▶ What to do
Retype all of the entries word for word.

Excerpts from an interface dataset
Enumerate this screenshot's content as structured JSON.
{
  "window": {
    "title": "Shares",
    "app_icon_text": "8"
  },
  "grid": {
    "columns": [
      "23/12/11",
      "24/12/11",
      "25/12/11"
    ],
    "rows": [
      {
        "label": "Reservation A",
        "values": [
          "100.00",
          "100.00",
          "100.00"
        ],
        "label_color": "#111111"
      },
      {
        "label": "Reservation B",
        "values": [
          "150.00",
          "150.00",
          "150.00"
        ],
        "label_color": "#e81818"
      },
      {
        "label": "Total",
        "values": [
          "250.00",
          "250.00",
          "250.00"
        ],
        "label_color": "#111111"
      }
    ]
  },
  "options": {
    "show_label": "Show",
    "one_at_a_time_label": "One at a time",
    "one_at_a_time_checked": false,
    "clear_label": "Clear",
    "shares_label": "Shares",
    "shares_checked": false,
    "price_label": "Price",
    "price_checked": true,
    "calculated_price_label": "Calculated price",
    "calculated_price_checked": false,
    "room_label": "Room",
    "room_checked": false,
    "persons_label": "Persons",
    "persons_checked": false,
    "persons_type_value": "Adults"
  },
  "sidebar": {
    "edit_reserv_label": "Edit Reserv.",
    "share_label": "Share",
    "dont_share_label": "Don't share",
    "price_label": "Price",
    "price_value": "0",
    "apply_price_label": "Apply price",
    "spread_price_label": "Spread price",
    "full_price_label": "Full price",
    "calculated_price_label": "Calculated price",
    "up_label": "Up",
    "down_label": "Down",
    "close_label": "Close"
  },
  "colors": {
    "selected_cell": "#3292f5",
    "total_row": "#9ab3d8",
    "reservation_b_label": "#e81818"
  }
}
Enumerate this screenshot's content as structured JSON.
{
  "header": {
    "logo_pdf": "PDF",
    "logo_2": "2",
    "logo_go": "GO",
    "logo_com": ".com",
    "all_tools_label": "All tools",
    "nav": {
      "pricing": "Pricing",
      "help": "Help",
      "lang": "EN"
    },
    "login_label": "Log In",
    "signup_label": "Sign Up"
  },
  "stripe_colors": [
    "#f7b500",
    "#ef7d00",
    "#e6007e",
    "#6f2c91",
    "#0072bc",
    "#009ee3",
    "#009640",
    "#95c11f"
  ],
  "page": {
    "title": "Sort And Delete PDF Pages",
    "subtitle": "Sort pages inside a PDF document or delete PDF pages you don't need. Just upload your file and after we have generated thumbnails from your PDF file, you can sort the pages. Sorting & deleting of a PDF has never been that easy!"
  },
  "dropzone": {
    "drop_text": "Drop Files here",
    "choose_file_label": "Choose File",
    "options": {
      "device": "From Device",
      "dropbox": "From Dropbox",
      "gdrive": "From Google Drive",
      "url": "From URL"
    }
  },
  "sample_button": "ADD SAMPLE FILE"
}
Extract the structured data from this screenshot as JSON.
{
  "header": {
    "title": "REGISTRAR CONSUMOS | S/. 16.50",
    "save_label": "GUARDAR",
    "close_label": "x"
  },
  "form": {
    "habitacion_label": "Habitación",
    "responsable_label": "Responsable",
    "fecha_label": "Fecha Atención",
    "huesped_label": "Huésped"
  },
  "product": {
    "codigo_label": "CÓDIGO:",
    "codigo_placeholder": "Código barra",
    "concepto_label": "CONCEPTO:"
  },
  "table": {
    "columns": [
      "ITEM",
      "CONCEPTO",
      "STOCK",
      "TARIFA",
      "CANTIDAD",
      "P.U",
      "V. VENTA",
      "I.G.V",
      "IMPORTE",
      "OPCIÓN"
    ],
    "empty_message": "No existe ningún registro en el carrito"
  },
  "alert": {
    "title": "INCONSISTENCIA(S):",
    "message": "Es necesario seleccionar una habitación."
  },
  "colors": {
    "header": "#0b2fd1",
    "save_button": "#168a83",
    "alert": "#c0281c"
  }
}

▶ Solution
Enumerate this screenshot's content as structured JSON.
{
  "window": {
    "title": "Shares",
    "app_icon_text": "8"
  },
  "grid": {
    "columns": [
      "23/12/11",
      "24/12/11",
      "25/12/11"
    ],
    "rows": [
      {
        "label": "Reservation A",
        "values": [
          "100.00",
          "100.00",
          "100.00"
        ],
        "label_color": "#111111"
      },
      {
        "label": "Reservation B",
        "values": [
          "150.00",
          "150.00",
          "150.00"
        ],
        "label_color": "#e81818"
      },
      {
        "label": "Total",
        "values": [
          "250.00",
          "250.00",
          "250.00"
        ],
        "label_color": "#111111"
      }
    ]
  },
  "options": {
    "show_label": "Show",
    "one_at_a_time_label": "One at a time",
    "one_at_a_time_checked": false,
    "clear_label": "Clear",
    "shares_label": "Shares",
    "shares_checked": false,
    "price_label": "Price",
    "price_checked": true,
    "calculated_price_label": "Calculated price",
    "calculated_price_checked": false,
    "room_label": "Room",
    "room_checked": false,
    "persons_label": "Persons",
    "persons_checked": false,
    "persons_type_value": "Adults"
  },
  "sidebar": {
    "edit_reserv_label": "Edit Reserv.",
    "share_label": "Share",
    "dont_share_label": "Don't share",
    "price_label": "Price",
    "price_value": "0",
    "apply_price_label": "Apply price",
    "spread_price_label": "Spread price",
    "full_price_label": "Full price",
    "calculated_price_label": "Calculated price",
    "up_label": "Up",
    "down_label": "Down",
    "close_label": "Close"
  },
  "colors": {
    "selected_cell": "#3292f5",
    "total_row": "#9ab3d8",
    "reservation_b_label": "#e81818"
  }
}
Enumerate this screenshot's content as structured JSON.
{
  "header": {
    "logo_pdf": "PDF",
    "logo_2": "2",
    "logo_go": "GO",
    "logo_com": ".com",
    "all_tools_label": "All tools",
    "nav": {
      "pricing": "Pricing",
      "help": "Help",
      "lang": "EN"
    },
    "login_label": "Log In",
    "signup_label": "Sign Up"
  },
  "stripe_colors": [
    "#f7b500",
    "#ef7d00",
    "#e6007e",
    "#6f2c91",
    "#0072bc",
    "#009ee3",
    "#009640",
    "#95c11f"
  ],
  "page": {
    "title": "Sort And Delete PDF Pages",
    "subtitle": "Sort pages inside a PDF document or delete PDF pages you don't need. Just upload your file and after we have generated thumbnails from your PDF file, you can sort the pages. Sorting & deleting of a PDF has never been that easy!"
  },
  "dropzone": {
    "drop_text": "Drop Files here",
    "choose_file_label": "Choose File",
    "options": {
      "device": "From Device",
      "dropbox": "From Dropbox",
      "gdrive": "From Google Drive",
      "url": "From URL"
    }
  },
  "sample_button": "ADD SAMPLE FILE"
}
Extract the structured data from this screenshot as JSON.
{
  "header": {
    "title": "REGISTRAR CONSUMOS | S/. 16.50",
    "save_label": "GUARDAR",
    "close_label": "x"
  },
  "form": {
    "habitacion_label": "Habitación",
    "responsable_label": "Responsable",
    "fecha_label": "Fecha Atención",
    "huesped_label": "Huésped"
  },
  "product": {
    "codigo_label": "CÓDIGO:",
    "codigo_placeholder": "Código barra",
    "concepto_label": "CONCEPTO:"
  },
  "table": {
    "columns": [
      "ITEM",
      "CONCEPTO",
      "STOCK",
      "TARIFA",
      "CANTIDAD",
      "P.U",
      "V. VENTA",
      "I.G.V",
      "IMPORTE",
      "OPCIÓN"
    ],
    "empty_message": "No existe ningún registro en el carrito"
  },
  "alert": {
    "title": "INCONSISTENCIA(S):",
    "message": "Es necesario seleccionar una habitación."
  },
  "colors": {
    "header": "#0b2fd1",
    "save_button": "#168a83",
    "alert": "#c0281c"
  }
}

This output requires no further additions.